From 1391 to 1389, the people of Lubeck built a canal from the river Trave to the river Elbe. It is called the Stecknitz canal and was supposed to make the shipping and trading of salt easier. But despite these efforts, the city´s political influence and trading power began to decrease, even though its status as a flourishing metropolis of craftwork initially made up for this. Renowned wood-sculpturers and painters exported their works - the famous winged altars, for example - into the entire Baltic region. But too many factors caused Lubeck´s power to vanish - the maritime trade moved westward, after the New World had been discovered, and the reformation had made Lubeck Protestant and proclaimed individuality. A turning away from the Hanseatic League was inevitable. In 1669, the last Hanseatic conference took place in Lubeck, attended by 9 out of an initial 100 members.

The extension of the fortifications and clever diplomacy saved Lubeck from taking part in the Thirty Years War. In 1806, the neutral city was forcibly drawn into the fight between the Prussian army under Blücher´s command and the French. It suffered heavy casualties. Napoleon´s Continental System (1806-12) and contributions harmed the trading city enormously. In 1813, the city was eventually liberated from occupation. Under Bismarck´s reign Lubeck became an independent province within the German Kaiserreich in 1871. It lost its status as a district in its own right through the Groß-Hamburg-Gesetz (greater Hamburg Law), when it was administered to Schleswig-Holstein, which was Prussian at the time.

The hardest time in the history of Lubeck began when an allied bomb raid destroyed one fifth of the historic Old Town during the night of Palm Sunday on March 29th 1942. The area around St. Mary's was particularly badly damaged. Of the seven naves which used to tell of Lubeck´s wealth, St. Aegidien's and St. Jacob's were the only ones left.
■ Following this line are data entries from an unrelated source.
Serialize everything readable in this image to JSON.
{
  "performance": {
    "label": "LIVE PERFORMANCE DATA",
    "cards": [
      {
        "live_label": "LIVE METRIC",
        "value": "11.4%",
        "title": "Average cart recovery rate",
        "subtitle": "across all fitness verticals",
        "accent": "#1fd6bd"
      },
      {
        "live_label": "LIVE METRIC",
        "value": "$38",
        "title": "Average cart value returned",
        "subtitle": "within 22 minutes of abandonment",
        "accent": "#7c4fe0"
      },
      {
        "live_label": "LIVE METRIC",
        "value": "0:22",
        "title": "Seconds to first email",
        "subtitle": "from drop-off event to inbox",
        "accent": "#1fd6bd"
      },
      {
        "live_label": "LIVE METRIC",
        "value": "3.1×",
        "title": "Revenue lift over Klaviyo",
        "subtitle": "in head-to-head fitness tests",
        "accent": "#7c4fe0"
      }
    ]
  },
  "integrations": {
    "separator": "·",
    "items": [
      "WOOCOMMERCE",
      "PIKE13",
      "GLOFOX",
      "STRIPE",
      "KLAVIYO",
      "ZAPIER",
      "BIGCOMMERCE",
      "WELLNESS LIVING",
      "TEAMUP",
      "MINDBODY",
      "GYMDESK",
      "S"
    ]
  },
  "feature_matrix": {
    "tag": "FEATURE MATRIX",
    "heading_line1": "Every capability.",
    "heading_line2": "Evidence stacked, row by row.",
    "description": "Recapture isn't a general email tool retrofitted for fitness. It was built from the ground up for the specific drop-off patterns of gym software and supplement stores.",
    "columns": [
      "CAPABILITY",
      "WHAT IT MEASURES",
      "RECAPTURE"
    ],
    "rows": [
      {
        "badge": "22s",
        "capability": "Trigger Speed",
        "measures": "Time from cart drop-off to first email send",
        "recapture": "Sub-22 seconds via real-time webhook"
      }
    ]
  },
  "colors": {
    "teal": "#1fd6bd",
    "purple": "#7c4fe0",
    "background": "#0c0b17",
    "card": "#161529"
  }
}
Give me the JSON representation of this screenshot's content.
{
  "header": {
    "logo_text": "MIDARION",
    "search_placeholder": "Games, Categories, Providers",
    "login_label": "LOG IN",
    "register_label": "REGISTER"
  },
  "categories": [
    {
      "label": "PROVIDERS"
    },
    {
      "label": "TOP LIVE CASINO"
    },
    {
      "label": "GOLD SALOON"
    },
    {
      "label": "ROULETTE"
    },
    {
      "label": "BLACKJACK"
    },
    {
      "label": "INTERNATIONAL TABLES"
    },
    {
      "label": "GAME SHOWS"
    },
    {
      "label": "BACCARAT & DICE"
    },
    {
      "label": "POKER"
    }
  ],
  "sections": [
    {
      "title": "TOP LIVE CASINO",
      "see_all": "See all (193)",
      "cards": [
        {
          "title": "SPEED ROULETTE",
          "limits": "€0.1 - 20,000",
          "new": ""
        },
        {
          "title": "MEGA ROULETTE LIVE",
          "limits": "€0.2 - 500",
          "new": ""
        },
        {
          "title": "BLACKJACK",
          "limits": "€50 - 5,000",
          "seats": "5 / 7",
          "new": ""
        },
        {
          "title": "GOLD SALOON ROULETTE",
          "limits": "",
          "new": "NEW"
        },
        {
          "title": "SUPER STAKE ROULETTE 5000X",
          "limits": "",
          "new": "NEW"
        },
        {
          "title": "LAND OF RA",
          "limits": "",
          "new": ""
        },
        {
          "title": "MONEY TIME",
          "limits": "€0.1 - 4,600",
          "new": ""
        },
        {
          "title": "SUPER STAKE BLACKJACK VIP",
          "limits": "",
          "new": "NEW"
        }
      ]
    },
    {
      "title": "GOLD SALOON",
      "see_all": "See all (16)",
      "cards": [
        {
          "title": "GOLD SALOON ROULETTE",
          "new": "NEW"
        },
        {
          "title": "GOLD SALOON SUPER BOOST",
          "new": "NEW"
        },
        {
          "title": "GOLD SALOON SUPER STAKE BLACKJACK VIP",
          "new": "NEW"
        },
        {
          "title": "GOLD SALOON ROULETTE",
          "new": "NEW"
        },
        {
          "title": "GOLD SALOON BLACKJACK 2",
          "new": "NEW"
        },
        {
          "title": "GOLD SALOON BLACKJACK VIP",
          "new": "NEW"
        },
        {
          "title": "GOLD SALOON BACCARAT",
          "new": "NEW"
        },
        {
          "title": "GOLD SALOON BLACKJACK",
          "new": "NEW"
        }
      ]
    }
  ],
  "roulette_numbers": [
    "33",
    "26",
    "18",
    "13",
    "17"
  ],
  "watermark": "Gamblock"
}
The Swiss author and diplomat Carl Jacob Burckhardt, among others, saw to it that Lubeck was not entirely destroyed. He was president of the Red Cross at the time and maintained that Lubeck´s harbour was used for shipping goods to allied prisoners of war. Out of gratitude for preventing further attacks, the city admitted him as a freeman.

It took many years and great efforts to reconstruct the city. Houses were renovated, facades were rebuilt according to their original designs and up to 1961 the naves were pulled up again with a lot of help from the citizens of Lubeck.

Some "architectural sins" are undoubtedly to be found in Lubeck, and somewhat controversial decisions are sometimes taken within the renovation of old buildings, but as a whole the city´s Old Town certainly is something to be proud of. It is characterised by a large number of valuable monuments from various eras. UNESCO declared this unique ensemble of Old Town merchant houses of the Gothic, Renaissance, Baroque and Classic periods with their churches, monasteries, alleys, warehouses and city gates part of the world´s cultural heritage in 1987.